By definition, child abuse does not discriminate by race, culture, or the social status of the perpetrator. A child abuser can be any person– a coworker, friend, or neighbor, any of whom may or may not have a criminal record.

People who abuse children often have something in common: many have either repeatedly witnessed or have been victims of child abuse themselves. The assumption that a caregiver is nice person or the ideal community leader should never exclude the possibility of child abuse if the suspicion is warranted.

Failure to investigate concerns can be hazardous, if not fatal, to a child who is not immediately removed from a hostile living environment.

The recent attention that the media has given to cases of child abuse at the hands of their adopted parents has raised the question:  ”Are children being placed in imminent danger of physical and sexual abuse by being slated for international adoption?” This question has caused many countries, like Russia, to shut down all international adoptions, and other countries to suspend them.

Because of this politically initiated knee-jerk response, orphan children are now condemned to a life of institutional care living, and are thus being exposed to all the health hazards that are associated with it. These children are now at even higher risk of physical and sexual abuse. Orphan children now are confined to a closed community, with little supervision. The perpetrator may be the one in charge of the child’s well-being, thus making the reporting of these actions highly unlikely.

Institutions are filled with unwanted children, and they are magnets for sexual predators. Child abuse is also common within the confines of the orphanage walls by the older children from the same orphanage. This, too, occurs because of lack of supervision, reporting, and the easy accessibility to children. Fear of reporting incidents makes orphans prime candidates for all types of abuse. These types of stories are rerely reported upon; they often remain forever concealed behind closed doors.

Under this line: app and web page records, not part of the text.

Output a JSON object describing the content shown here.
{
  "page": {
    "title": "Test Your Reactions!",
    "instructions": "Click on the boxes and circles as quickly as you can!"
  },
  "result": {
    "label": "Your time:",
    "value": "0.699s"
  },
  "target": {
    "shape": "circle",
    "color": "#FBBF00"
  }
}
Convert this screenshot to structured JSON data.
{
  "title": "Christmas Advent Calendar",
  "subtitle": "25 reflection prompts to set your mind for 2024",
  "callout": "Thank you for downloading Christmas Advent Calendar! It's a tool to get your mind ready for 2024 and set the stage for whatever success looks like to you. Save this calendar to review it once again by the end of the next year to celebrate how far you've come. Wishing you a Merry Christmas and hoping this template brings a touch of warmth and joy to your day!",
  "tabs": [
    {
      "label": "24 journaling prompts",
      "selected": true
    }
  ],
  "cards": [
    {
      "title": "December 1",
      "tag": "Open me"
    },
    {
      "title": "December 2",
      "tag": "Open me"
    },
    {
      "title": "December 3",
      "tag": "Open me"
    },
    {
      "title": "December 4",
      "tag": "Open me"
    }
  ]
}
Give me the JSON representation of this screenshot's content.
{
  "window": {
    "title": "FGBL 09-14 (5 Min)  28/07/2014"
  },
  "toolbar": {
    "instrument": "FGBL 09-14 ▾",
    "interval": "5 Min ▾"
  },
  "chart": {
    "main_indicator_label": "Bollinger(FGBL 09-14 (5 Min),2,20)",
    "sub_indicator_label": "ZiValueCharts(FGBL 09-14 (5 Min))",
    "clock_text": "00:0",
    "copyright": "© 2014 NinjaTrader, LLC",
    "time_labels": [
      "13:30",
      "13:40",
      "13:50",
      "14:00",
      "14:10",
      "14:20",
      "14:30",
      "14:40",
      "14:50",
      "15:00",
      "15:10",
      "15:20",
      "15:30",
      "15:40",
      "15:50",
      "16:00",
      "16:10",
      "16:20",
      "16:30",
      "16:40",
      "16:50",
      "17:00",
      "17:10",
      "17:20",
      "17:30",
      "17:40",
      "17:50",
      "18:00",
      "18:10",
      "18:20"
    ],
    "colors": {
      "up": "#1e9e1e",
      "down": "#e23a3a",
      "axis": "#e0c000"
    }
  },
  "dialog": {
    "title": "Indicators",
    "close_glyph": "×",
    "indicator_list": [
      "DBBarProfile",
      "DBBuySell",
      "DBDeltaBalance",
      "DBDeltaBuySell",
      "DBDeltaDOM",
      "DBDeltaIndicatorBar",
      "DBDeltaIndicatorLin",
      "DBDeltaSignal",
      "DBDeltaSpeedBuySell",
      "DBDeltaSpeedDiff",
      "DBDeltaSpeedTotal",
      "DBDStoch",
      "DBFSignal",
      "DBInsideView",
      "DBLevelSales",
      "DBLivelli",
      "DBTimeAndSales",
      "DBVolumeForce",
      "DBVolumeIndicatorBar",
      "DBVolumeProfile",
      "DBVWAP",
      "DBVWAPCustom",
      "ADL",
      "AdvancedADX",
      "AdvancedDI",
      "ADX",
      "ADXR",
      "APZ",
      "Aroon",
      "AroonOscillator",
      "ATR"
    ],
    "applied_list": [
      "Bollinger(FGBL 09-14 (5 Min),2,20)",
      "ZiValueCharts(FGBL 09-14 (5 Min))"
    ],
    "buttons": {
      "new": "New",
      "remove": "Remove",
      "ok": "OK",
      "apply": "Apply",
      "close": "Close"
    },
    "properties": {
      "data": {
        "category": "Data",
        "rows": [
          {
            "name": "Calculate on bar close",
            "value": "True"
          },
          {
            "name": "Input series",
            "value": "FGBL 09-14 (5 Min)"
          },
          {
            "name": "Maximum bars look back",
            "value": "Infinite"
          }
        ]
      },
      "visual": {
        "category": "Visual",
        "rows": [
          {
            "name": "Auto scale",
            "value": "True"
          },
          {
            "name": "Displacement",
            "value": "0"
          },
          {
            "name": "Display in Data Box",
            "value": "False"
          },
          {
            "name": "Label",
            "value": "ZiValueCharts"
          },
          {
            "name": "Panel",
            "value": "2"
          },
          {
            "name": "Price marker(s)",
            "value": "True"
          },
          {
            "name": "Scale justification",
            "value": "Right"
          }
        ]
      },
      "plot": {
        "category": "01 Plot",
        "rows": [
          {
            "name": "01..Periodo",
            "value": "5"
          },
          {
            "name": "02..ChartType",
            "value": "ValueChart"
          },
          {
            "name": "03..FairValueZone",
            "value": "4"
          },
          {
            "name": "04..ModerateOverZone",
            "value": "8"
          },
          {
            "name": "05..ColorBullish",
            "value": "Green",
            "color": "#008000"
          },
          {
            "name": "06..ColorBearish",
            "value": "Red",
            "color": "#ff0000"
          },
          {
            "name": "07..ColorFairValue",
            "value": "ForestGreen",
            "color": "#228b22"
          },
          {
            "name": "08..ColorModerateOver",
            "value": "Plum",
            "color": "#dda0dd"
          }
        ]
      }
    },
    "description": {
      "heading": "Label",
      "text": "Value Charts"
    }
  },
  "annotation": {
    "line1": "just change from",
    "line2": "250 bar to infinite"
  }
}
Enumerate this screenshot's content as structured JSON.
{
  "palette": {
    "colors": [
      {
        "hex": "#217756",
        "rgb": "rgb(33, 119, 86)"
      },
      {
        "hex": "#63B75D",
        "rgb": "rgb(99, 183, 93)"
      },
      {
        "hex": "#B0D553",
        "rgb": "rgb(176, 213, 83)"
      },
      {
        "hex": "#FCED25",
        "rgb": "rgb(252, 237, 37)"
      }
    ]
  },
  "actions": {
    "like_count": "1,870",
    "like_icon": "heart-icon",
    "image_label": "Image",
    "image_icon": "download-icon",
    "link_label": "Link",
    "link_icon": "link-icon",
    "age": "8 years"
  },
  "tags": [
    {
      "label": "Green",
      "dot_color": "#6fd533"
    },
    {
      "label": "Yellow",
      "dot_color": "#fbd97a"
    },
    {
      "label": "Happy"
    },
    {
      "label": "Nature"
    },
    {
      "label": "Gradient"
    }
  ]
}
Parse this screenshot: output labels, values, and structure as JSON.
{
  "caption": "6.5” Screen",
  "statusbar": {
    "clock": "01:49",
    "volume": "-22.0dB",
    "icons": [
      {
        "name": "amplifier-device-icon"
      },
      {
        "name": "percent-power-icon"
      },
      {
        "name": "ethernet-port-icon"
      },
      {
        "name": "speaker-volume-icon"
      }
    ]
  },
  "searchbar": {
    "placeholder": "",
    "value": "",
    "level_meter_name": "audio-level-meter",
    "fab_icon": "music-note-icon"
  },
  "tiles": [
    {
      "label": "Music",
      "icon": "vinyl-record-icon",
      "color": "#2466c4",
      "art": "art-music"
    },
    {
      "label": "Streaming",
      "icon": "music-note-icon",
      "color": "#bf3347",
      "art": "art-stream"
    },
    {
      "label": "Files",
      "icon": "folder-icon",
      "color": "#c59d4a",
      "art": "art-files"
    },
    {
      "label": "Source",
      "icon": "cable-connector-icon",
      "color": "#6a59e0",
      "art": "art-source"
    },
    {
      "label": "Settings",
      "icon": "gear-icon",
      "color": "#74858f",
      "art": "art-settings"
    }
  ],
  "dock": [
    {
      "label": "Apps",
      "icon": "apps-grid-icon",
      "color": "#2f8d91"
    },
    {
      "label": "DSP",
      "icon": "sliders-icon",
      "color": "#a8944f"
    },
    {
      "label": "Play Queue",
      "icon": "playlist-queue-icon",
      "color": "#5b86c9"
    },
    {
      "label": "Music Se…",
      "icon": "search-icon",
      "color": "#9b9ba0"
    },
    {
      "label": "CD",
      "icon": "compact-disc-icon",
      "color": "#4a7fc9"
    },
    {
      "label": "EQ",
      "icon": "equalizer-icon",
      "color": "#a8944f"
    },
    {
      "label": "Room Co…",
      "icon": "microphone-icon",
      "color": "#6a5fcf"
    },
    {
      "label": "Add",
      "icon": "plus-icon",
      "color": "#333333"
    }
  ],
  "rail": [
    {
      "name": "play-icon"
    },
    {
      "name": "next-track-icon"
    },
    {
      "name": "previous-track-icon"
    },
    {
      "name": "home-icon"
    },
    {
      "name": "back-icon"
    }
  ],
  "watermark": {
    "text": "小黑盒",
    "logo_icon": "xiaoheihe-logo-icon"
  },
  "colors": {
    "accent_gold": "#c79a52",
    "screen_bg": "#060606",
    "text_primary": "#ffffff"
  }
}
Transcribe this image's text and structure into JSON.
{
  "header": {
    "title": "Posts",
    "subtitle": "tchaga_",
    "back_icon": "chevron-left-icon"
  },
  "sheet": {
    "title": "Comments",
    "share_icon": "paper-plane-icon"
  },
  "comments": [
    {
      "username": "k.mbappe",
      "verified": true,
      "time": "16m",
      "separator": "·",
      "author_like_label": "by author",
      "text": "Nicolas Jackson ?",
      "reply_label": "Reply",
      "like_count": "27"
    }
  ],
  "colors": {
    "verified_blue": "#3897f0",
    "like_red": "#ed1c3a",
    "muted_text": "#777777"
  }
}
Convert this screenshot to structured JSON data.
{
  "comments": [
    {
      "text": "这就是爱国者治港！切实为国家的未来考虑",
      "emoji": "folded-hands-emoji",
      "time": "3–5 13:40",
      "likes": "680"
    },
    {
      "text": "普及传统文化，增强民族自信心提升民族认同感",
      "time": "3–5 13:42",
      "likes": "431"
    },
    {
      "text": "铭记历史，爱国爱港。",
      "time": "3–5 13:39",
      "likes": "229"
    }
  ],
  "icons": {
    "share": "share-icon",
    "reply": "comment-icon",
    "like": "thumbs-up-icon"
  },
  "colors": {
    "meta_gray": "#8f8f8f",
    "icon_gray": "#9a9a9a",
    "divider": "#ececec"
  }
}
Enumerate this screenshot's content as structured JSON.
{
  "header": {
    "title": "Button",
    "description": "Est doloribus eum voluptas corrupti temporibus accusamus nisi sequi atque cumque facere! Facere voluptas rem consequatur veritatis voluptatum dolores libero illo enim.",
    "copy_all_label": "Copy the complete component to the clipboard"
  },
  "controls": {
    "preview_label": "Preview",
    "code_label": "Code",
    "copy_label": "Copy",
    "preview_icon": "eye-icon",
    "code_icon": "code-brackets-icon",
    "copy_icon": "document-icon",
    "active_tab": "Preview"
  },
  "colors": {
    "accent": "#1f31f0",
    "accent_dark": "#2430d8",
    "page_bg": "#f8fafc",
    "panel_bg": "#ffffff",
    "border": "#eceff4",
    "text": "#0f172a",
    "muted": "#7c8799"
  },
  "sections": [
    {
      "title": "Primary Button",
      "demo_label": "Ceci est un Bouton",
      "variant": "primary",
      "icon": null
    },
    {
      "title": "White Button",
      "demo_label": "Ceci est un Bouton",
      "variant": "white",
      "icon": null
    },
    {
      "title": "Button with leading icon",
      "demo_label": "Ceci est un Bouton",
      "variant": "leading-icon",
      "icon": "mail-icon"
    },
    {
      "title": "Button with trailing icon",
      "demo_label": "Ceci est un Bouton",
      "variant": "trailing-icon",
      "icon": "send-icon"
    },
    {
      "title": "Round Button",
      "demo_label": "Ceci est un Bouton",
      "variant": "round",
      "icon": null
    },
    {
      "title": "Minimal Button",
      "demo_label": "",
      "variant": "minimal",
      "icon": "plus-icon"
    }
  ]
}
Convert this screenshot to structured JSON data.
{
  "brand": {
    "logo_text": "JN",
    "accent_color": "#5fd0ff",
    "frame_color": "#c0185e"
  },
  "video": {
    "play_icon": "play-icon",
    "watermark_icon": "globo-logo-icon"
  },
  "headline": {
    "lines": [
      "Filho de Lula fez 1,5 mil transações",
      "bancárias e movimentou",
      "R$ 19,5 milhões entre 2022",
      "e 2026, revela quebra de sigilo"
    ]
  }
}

Over the years, I have met many adoptive parents and I have observed one similar common characteristic. They are the most wonderful and caring people that I have ever met.

Adoptive parents are very attuned to the health care of their children and want only what is best for their child. It is the rare case when an adoptive parent abuses the child, though sadly it does occur. Statistically speaking, however, the incidence of child abuse is exponentially higher in the environment the child has left.

Headline news: “Local child from a small town in Russia is beaten by his biological parents.” This type of headline just does not make for a good story. But “Internationally Adopted child from Russia beaten by his adoptive parents in New York”– this make for a great headline news story that will increase viewer ratings.

In a case of child abuse, there are numerous historical features that are universally encountered, regardless of the country where the abuse occurred:

  1. A discrepancy in the reported history that is given by the parent, or an injury that has a mechanism that is physically impossible to have occured within the described sequence of events (e.g., A severe Intracranial head bleed secondary to a fall after an 11-month-old child “tripped.”)
  2. Frequent changes in the history of events related to the injury.
  3. Delay in seeking medical attention.
  4. History of violence or child abuse in the caregiver as a child.
  5. Inappropriate affect of the caregiver.
  6. Social isolation of the child or caregiver from friends or family.
  7. Stress or crisis in a family.
  8. Unrealistic expectations of the caregiver for the child.

Once a case is officially being investigated for child abuse, many of these features become easily recognizable. When a television station reports on such cases, they usually add the question, “Why didn’t anyone see these clues before the child was beaten to death?” The answer is not so simple. When the media reports on a child abuse story, they generally have a timeline of events as they unfolded. In the real world, it does not occur that way. The signs appear slowly, but if one is given this data piecemeal, the case may not be so obvious.

The medical and behavioral problems associated with international adoption can cause a great deal of stress on the family, causing a momentary lack of reason that can drive one to physically harm their child. While it is not always the case, an astute medical professional should always entertain the possibility of child abuse in their differential diagnosis if presented with suspicious clinical evidence. Child abuse should always be reported and investigated. It should never be dismissed because “the parents look too nice” or “are not capable of hurting a child.”

The international adoption community as a whole– from agencies, social workers, and medical professionals– have the responsibility to educate adoptive parents on how to deal with the problems associated with internationally adopted children. By better preparing the families with education, support services, and resources, we as a group may be able to prevent some of the devastating cases of child abuse that occur within the adoption community.